I’m not sure I properly thought it through when I registered for a rare weekend away from little E, and chose to spend it hearing about and eating offal. It’s now been two weeks since I returned from my first visit to the Oxford Symposium on Food and Cookery, this year on the subject of ‘Offal: Rejected and Reclaimed Foods’. It’s definitely not the subject I would have chosen for my first visit, but despite my ambivalence for ‘variety meats’, it was a fascinating and really enjoyable weekend. I found a really welcoming community who love food, but more than that are really curious about it. Started by Alan Davidson, the legendary food writer and researcher who compiled the encyclopaedic Oxford Companion to Food, it has grown over the last 37 years from a small gathering of mostly friends to a diverse group of 200 encompassing a huge range of ages and nationalities.

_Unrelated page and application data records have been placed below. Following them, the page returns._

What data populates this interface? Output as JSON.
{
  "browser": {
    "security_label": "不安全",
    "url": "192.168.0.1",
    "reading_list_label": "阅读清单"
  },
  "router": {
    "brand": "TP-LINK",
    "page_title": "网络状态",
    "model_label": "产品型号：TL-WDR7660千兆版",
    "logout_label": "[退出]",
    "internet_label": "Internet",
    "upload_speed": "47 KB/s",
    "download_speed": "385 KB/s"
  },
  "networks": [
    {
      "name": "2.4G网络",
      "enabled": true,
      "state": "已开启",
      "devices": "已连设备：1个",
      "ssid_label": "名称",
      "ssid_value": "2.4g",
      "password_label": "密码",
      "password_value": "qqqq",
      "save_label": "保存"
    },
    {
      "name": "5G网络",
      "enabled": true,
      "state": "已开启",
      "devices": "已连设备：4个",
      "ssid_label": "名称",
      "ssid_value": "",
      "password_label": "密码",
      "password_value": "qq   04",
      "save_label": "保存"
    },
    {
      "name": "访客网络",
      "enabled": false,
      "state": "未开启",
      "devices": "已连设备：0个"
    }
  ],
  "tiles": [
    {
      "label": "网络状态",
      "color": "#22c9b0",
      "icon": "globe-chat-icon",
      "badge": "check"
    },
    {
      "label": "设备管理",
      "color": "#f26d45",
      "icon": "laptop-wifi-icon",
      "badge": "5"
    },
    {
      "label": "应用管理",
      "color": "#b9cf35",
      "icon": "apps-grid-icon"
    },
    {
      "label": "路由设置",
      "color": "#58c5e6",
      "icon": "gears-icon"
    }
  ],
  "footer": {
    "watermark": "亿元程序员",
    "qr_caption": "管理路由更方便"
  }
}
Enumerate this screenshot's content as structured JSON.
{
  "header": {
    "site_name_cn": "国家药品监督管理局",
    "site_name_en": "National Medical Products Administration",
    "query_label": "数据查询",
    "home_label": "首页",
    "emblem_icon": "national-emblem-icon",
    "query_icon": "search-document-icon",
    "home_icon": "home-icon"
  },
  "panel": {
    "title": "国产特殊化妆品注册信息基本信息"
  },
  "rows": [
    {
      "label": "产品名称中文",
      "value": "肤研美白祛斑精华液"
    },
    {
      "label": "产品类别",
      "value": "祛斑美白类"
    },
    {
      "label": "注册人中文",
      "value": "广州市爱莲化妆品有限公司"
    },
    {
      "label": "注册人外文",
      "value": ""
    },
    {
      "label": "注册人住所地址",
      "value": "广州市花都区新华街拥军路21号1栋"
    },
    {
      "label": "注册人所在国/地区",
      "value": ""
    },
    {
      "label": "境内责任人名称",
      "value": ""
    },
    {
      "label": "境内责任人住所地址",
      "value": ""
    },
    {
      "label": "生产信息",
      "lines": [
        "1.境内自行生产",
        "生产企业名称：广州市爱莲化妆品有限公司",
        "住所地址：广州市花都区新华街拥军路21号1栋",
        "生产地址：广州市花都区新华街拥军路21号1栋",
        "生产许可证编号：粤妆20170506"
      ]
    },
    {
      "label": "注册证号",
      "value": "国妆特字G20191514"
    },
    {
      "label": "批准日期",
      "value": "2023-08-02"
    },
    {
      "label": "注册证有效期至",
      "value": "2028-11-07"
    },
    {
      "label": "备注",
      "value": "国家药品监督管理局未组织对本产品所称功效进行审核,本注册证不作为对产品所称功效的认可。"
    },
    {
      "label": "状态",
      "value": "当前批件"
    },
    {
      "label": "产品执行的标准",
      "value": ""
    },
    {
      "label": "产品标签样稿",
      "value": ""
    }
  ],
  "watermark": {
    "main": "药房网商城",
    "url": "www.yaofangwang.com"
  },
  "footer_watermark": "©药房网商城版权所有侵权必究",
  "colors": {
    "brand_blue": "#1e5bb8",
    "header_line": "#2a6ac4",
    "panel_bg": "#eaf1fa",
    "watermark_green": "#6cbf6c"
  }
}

Some of the highlights of the weekend for me (with apologies for dreadful photography):
- Thomas Eagle (above) from Darsham Nurseries, giving a really thoughtful and reflective talk about food waste, featuring his own cavolo nero stalk kimchi.
- Paul Rozin’s barnstorming talk about food and disgust, giving a tour through some of the psychology behind our aversion to some foods, and the different factors that cause it.
- Fuschia Dunlop on duck tongues (above), and describing all the different ways that the Chinese take pleasure in food that mean that foods we might consider offal are transformed into rare and exciting delicacies. I have a particular affection for all the Chinese terms for food textures, a far wider range of descriptions than we have access to in English.
- Benjamin Wurgaft’s thoughtful discussion of laboratory-grown meat, and the philosophy of our reactions and discussions of it.
- Jennifer McLagan’s passionate enthusiasm for getting blood into home kitchens, through home-made blood sausage, blood meringues, blood brownies and more. I can’t say I was entirely convinced, but I admire her passion for the subject!
- Amanda Couch’s brilliant and unforgettable ‘performance’ of liver divination as an after-dinner activity, combining scholarly descriptions of the meaning of ‘reading’ the liver in the ancient world with a very hands-on approach to offal!
There were also a series of lunches and dinners that never failed to leave me stuffed, unable to resist just a little of everything. Some of my favourite dishes from the multi-course menus:
- Jacob Kenedy’s mushroom risotto – perfectly rich and savoury
- Jacob Kenedy’s Grandfather’s balls – featherlight deep-fried ricotta with candied orange and chocolate
- Tongue with carrots and cream sauce – sublime comfort food from Fergus Henderson
- Bread Ahead’s bread pudding – rich, dense and heavy with spices
Mostly my reflection on the weekend is that it is rare to find such a diverse group of people who are so interested in the details of food – how it tastes, where it comes from, what it means in different cultures. Food is so pervasive in British culture now – so many books, so many TV shows, so many celebrity chefs – that it would be easy to think that these people are everywhere. But being interested in making your ‘signature dish’, or critiquing Masterchef from the sofa, or meal planning for the week aren’t the same thing. It’s not that these are bad, or ‘lesser’ interests – I think there was actually very little food snobbery on display at the weekend. If I could put my finger on the difference, it was that this is a group of people who start with food. When they look at a Renaissance painting, they see the food on the table. When they examine history, they want to know what’s happening in the kitchens of the palaces and homes. When they think about travelling around the world, they think in terms of regional specialities, and hidden recipes (as Claudia Roden does). They see the world through the lens of what we eat, how it is made, who grows it and who prepares it.
And it’s not that this is a distorted point of view – it’s genuinely a worthwhile perspective to take. Food is what we share. Some argue that cooking is what defines us as humans. Food connects us to the growing of food, how we cultivate the land, what we do with the waste, the carbon we generate, the seas we fish. It’s in everything. I found it exhilerating but also comforting to be surrounded by these people. And I hope I can go back next year.